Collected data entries
==================================================

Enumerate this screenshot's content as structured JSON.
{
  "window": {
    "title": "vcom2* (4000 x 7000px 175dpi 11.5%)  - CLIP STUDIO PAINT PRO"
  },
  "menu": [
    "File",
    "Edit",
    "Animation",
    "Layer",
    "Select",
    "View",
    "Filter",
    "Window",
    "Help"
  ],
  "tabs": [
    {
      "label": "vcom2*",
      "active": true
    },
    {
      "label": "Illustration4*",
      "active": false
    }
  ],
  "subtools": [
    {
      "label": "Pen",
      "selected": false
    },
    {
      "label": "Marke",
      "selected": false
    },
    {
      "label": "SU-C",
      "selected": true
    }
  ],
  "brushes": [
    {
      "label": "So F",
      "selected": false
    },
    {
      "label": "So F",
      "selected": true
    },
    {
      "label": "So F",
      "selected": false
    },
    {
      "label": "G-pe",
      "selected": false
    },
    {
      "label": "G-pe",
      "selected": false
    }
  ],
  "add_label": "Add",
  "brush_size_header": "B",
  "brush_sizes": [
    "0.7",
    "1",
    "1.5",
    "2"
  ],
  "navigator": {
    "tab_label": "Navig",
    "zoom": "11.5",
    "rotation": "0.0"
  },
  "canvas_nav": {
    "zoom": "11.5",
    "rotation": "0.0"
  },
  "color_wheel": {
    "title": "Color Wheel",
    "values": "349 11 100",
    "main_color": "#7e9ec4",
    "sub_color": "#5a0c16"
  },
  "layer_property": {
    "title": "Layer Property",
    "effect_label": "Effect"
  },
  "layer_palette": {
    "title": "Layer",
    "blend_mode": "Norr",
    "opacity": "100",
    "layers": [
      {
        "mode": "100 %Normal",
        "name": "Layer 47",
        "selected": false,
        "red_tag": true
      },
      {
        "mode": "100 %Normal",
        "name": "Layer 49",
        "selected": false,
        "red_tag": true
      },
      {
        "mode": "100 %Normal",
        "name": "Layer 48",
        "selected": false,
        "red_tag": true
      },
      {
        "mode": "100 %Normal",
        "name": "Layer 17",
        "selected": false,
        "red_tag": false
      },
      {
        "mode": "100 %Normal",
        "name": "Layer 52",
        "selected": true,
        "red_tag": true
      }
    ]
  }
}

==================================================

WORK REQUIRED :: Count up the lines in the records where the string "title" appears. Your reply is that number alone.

ANSWER BELOW :: 4